-- Exercise --
When a record contains an image, skip the image and retype the rest of that record exactly.

^^^^^^^^^^^^^^^^

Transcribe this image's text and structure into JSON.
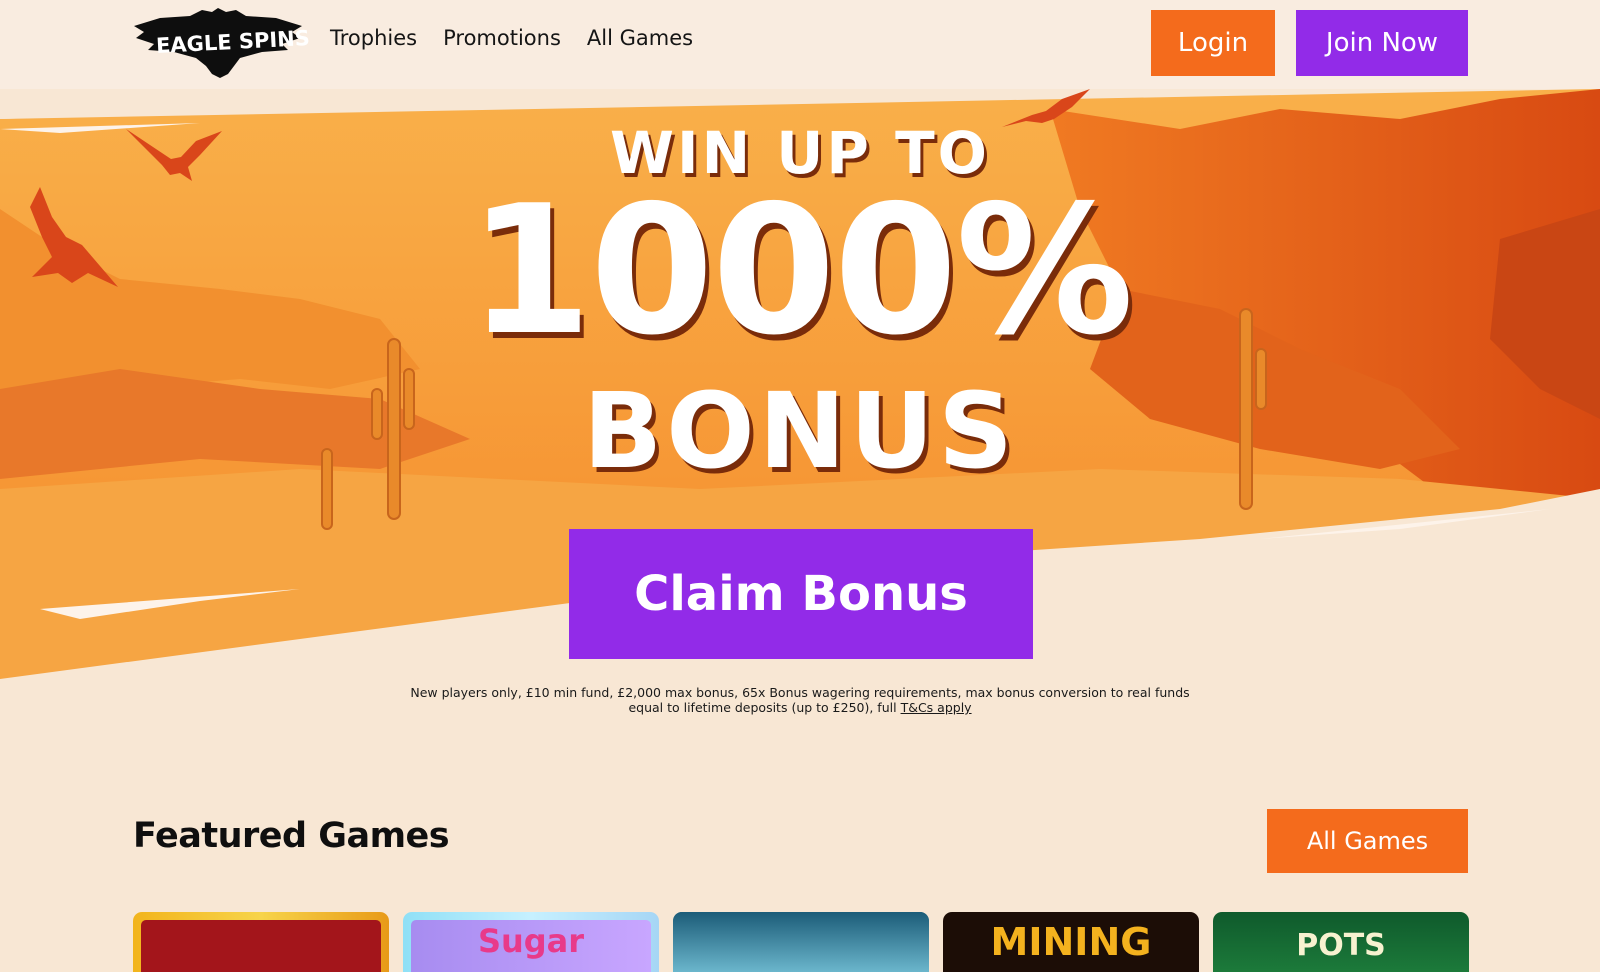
{
  "brand": {
    "logo_text": "EAGLE SPINS"
  },
  "nav": {
    "items": [
      "Trophies",
      "Promotions",
      "All Games"
    ]
  },
  "header": {
    "login_label": "Login",
    "join_label": "Join Now"
  },
  "hero": {
    "line1": "WIN UP TO",
    "line2": "1000%",
    "line3": "BONUS",
    "cta_label": "Claim Bonus",
    "terms_text": "New players only, £10 min fund, £2,000 max bonus, 65x Bonus wagering requirements, max bonus conversion to real funds equal to lifetime deposits (up to £250), full",
    "terms_link": "T&Cs apply"
  },
  "featured": {
    "title": "Featured Games",
    "all_games_label": "All Games",
    "tiles": [
      {
        "label": "",
        "name": "game-tile-1"
      },
      {
        "label": "Sugar",
        "name": "game-tile-sugar"
      },
      {
        "label": "",
        "name": "game-tile-3"
      },
      {
        "label": "MINING",
        "name": "game-tile-mining"
      },
      {
        "label": "POTS",
        "name": "game-tile-pots"
      }
    ]
  },
  "colors": {
    "orange": "#f46b1c",
    "purple": "#922be8",
    "page_bg": "#f8e7d4",
    "header_bg": "#f9ece0"
  }
}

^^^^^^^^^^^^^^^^

-- The answer --
Transcribe this image's text and structure into JSON.
{
  "brand": {
    "logo_text": "EAGLE SPINS"
  },
  "nav": {
    "items": [
      "Trophies",
      "Promotions",
      "All Games"
    ]
  },
  "header": {
    "login_label": "Login",
    "join_label": "Join Now"
  },
  "hero": {
    "line1": "WIN UP TO",
    "line2": "1000%",
    "line3": "BONUS",
    "cta_label": "Claim Bonus",
    "terms_text": "New players only, £10 min fund, £2,000 max bonus, 65x Bonus wagering requirements, max bonus conversion to real funds equal to lifetime deposits (up to £250), full",
    "terms_link": "T&Cs apply"
  },
  "featured": {
    "title": "Featured Games",
    "all_games_label": "All Games",
    "tiles": [
      {
        "label": "",
        "name": "game-tile-1"
      },
      {
        "label": "Sugar",
        "name": "game-tile-sugar"
      },
      {
        "label": "",
        "name": "game-tile-3"
      },
      {
        "label": "MINING",
        "name": "game-tile-mining"
      },
      {
        "label": "POTS",
        "name": "game-tile-pots"
      }
    ]
  },
  "colors": {
    "orange": "#f46b1c",
    "purple": "#922be8",
    "page_bg": "#f8e7d4",
    "header_bg": "#f9ece0"
  }
}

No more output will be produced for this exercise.